▸ Data excerpts:
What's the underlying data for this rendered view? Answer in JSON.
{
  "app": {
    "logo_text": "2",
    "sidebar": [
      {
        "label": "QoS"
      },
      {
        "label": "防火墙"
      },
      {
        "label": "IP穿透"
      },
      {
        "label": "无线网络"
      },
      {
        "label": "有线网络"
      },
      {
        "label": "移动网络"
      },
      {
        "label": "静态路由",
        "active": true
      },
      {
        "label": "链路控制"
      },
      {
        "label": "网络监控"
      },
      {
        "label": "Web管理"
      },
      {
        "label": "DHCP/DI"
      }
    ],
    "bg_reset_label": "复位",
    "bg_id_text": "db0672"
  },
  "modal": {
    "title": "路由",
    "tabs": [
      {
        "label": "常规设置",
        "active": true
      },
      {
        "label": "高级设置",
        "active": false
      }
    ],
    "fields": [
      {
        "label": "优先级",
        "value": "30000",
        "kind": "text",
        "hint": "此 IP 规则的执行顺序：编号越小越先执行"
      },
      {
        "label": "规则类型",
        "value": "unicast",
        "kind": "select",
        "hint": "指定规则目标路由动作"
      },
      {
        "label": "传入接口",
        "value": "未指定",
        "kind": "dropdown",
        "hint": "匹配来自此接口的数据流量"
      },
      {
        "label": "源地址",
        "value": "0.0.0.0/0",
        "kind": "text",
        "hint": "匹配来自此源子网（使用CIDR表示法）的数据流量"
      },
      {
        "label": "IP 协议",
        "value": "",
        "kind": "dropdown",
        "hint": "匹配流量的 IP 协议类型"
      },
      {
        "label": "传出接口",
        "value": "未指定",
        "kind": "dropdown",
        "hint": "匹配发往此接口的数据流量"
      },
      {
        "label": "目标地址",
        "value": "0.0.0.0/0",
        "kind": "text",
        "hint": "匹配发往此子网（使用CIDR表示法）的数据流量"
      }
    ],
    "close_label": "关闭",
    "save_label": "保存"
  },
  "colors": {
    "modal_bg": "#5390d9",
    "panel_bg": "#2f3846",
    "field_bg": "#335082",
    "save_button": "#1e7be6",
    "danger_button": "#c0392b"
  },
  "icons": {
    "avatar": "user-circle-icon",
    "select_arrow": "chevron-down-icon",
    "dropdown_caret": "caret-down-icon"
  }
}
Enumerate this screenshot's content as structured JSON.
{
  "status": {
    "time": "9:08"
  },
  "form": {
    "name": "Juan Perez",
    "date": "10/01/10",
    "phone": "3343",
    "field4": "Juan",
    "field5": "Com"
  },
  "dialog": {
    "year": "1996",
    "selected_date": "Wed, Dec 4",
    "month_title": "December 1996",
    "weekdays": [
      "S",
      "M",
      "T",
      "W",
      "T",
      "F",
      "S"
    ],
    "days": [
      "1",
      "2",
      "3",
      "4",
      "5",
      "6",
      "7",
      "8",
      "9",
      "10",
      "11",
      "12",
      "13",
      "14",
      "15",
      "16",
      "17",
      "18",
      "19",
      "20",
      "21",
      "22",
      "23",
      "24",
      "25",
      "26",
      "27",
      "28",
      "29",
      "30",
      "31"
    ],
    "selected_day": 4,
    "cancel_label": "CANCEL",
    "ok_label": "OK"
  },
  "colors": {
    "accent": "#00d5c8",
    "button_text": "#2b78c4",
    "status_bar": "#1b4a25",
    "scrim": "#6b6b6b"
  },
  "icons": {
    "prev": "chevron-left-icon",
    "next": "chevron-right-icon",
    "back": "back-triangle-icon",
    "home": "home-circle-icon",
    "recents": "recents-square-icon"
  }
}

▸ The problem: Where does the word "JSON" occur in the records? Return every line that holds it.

▸ Solved exercise:
What's the underlying data for this rendered view? Answer in JSON.
Enumerate this screenshot's content as structured JSON.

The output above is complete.